The highlight of the program is its business improvement projects. One of the teams analyzed single-source supplier risk in BD’s biosciences supply chain and then proposed a risk mitigation strategy to senior executives. After describing the disruption that an earthquake could cause a certain Japanese supplier, BD executives chose to adopt the strategy.
The team’s insight proved uncanny; two weeks after their presentation, that Japanese supplier was impacted by a major earthquake. “While not all business improvement projects are validated in such dramatic fashion, they all have a significant impact on BD’s business,” Franzone said.
Such action learning works best when participants interview employees at all levels, Carter said.
Millennials may think they know what the problems are, but they haven’t been out in the field as long as employees with 20 or 30 years of experience. Then when they get into the learning assignment, they may be so insulated they can’t see what’s really happening inside of the organization, he said. “Teams need consistent feedback from employees in the field, and action learning assignments must become granular and connect to the organization’s essential business strategy.”
Corporate social responsibility projects are another component to BD’s Early Career Experience. Six teams form to identify a nonprofit that would be a good partner to propel BD’s mission, “to help people live healthy lives.” Teams compete for two $10,000 grants of cash and BD products to make their projects happen. In 2012, one of the grant-winning teams proposed a project to address cervical cancer in Guatemala.
“As a result of this team’s work, BD has partnered with the Juan Bautista Gutierrez Foundation to provide education on the benefits of early detection,” Franzone said. “In addition, BD is donating cervical cancer screening products to provide the local Guatemalan community, for the first time, with an advanced method to screen for the disease.”
Participants also have the chance to have fun in the various regions they visit during the program, including attending a baseball game in the U.S., a beer-tasting competition in Belgium and the Shanghai Expo in China.
“These once-in-a-lifetime cultural opportunities that the program provides, along with the underlying fun that accompanies them, are critical to the success of a program designed to resonate with young people,” Franzone said.
After two sessions, turnover metrics are encouraging. For the first group of early career experience participants, the total turnover rate per annum was 7.4 percent from July 2009 through January 2014; for the top potentials, it was 5.9 percent. For the second group, the total turnover rate per annum was 3 percent from May 2011 through January 2014; for the top potentials, it was zero. In comparison, in BD’s general employee population, annual turnover rate among associates at a similar job group level averaged 8 percent during the past three years.
While roughly half of the early career program participants have been proactive in their subsequent career moves, some still “struggle with the idea of taking charge of their own career, particularly when they face obstacles,” Franzone said.
For example, some hiring managers have passed on the opportunity to hire an early-career high-potential associate in favor of hiring a more experienced candidate from outside the organization, he said.
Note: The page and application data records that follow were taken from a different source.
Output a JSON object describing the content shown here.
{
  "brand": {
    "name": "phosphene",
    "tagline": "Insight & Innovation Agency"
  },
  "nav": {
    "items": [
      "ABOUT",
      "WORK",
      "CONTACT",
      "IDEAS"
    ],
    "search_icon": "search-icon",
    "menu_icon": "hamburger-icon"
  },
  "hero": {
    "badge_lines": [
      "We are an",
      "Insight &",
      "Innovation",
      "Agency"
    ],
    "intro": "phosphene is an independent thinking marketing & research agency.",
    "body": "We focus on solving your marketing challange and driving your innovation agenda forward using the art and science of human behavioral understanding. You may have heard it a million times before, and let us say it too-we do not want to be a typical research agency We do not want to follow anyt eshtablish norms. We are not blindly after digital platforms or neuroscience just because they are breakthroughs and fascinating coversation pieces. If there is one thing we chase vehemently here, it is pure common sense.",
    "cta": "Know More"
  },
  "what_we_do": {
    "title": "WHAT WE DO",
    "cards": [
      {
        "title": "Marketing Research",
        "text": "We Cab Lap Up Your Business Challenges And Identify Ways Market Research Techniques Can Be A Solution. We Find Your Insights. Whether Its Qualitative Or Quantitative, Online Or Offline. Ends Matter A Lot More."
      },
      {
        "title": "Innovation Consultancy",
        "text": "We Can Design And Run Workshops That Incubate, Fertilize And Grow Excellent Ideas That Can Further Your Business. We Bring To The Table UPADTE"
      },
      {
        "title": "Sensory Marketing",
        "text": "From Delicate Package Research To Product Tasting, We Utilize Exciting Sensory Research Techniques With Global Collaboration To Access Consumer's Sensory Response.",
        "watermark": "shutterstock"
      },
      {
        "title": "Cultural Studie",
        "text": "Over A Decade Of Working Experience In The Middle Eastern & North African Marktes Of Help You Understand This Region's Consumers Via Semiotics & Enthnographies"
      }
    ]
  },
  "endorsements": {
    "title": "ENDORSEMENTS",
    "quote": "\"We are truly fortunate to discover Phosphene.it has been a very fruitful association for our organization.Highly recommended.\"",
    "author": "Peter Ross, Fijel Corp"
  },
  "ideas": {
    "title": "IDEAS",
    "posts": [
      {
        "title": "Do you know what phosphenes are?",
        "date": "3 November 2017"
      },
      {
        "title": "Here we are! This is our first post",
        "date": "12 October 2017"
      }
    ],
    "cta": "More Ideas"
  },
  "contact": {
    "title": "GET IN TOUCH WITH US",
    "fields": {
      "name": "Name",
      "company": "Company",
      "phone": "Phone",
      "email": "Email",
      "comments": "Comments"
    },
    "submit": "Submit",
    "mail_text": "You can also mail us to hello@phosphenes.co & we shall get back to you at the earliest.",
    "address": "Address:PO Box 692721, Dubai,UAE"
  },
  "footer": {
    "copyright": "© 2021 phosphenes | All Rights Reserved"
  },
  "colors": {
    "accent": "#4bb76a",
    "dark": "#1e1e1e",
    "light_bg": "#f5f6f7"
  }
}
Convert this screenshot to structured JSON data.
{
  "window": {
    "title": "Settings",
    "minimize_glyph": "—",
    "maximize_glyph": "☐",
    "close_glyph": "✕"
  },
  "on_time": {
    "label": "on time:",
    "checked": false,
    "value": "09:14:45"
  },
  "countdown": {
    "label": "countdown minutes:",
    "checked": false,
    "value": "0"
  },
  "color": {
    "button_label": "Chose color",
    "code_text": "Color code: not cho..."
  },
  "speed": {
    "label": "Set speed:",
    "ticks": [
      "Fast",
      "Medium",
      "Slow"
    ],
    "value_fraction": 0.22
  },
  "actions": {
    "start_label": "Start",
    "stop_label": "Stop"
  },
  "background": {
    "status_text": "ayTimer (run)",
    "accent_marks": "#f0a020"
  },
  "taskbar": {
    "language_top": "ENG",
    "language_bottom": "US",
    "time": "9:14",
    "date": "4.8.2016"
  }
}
As a result, Franzone and his team now provide more systemic support via clear career paths for all high-potential talent, and they are considering dedicating specific developmental experiences or pass-through roles for this group.
But perhaps the greatest lesson learned is to clearly set participants’ expectations at the outset. “We tell them up front, just because you have been identified as a high potential and nominated for this program doesn’t mean that you have been anointed a high potential forever,” Franzone said. “We tell them to continue performing at a high level and continue learning in order to remain a high potential.”Filed under: Leadership Development